The economist believes that after the eventual end of the price cap policy, the price of granulated sugar will not increase considerably due to the fact that global sugar prices have plummeted, however, the other price regulated products will become 30% to 40% more expensive. These prices will also be affected by global political and economic trends: If Russia cannot sell their wheat on the international market after a record harvest, the country will “sit on 50 million tons of unsold wheat.” Meanwhile, maize prices aren’t expected to increase much since the harvest in the United States produced 353 million tons of corn.

At the very least, according to Mr. Raskó, food shortages cannot be expected in Hungary.

Hungary: The greatest y-o-y increase in the price of food in the EU

The overlapping crises in the global economy and climate change, as well as Russia’s invasion of Ukraine have deeply impacted European agricultural and food industries. The increase in food prices is a global phenomenon, and all EU countries saw, at varying levels but at a steady rate, an increase in the prices of food.

This figure, however, has been the highest in Hungary between 2021 and 2022. While the EU average was 14.3%, and the Dutch figure was 13.1%, food inflation in Hungary has reached a staggering 34% y-o-y value by August, 2022, which is 2.3 times the European average.

These figures are based on the latest data by Eurostat. Official figures can vary however. Hungary’s average inflation value, according to the governmental Central Statistical Office, was 15.6%, while Eurostat’s methodology measured Hungary’s yearly inflation in August at 18.6%.

This was reported by Pé, a financial news portal. The portal also interviewed Mr. György Raskó about the country’s high food inflation value. Mr. Raskó has commented that in the spring, inflation was favorable for the government’s policy vision since in early 2022, the government spent lots of money on welfare expenditures including thirteenth month pension payments and income tax returns. Mr. Raskó explained that in his opinion, these increased consumption and through inflation, the government could cover the €2.43 million extra deficit of the treasury caused by the welfare expenditures. Moreover, according to the economist, grocery retailers further increased prices to cover their extra tax burdens, which led to a vicious spiral in which “every actor felt justified in raising prices,” leading to a situation where now “every agricultural commodity and raw material has a higher producer price than their respective price levels at the domestic commodity market, or the commodity markets in Paris or the United States.”

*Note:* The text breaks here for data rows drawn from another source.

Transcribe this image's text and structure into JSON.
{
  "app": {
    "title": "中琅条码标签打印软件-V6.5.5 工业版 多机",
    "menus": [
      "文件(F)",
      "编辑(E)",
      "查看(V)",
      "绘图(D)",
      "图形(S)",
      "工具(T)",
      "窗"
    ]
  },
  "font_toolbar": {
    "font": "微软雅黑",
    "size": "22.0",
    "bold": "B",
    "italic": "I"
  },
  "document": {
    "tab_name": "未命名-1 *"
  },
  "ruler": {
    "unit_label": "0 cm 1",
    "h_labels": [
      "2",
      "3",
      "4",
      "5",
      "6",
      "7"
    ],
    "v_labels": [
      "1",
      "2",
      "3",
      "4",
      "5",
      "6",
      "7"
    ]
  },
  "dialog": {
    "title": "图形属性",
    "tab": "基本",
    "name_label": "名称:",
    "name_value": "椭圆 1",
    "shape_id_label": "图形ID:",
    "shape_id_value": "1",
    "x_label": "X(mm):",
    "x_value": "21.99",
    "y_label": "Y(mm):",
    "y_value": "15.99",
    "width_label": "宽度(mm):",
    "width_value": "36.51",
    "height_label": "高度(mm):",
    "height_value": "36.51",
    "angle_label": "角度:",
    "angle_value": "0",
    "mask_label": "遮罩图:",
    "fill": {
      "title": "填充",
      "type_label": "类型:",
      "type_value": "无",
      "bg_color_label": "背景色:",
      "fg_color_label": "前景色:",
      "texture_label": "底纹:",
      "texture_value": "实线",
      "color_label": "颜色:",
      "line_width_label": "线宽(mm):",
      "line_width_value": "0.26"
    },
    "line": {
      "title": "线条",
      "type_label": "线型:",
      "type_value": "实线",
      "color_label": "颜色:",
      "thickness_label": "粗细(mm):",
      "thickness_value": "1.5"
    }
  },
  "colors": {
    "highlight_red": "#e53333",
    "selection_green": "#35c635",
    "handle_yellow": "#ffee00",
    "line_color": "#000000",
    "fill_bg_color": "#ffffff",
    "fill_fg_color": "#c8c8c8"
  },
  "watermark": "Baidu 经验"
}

According to Mr. Raskó, sooner or later international trends will help bring food prices down, for example cheaper eggs, wheat and corn from Ukraine will temper domestic prices. The higher prices however, are aligned with the interests of producers, who suffered catastrophic losses due to the drought this summer.

Food waste rate in Hungary remains high

The organization Hungarian Food Bank has published their newest figures on Hungarians’ food waste habits. The organization, together with the National Food Chain Safety Office (NÉBIH) and the company Electrolux Hungary have conducted a nation-wide representative survey.

According to the organization, people in Hungary generate 65 kg of food waste per capita per year, even though consumers report that they try to be mindful of wasting groceries. For comparison, the per capita food waste in the Netherlands is 34 kg according to Wageningen University.

Eight out of ten Hungarians see food waste as a global problem. Nonetheless, Hungarians waste food worth €110 per capita every year. Only 45% know what temperature to set their refrigerators to (0-4°C).

The survey also showed that 82% of the responders would like to receive more information on food waste and would like to see more information on the environmental impact of food items on the packaging. The majority of responders also thought that food waste can primarily be reduced by educating children on sustainable practices in school and by providing adults with more information on reducing food waste.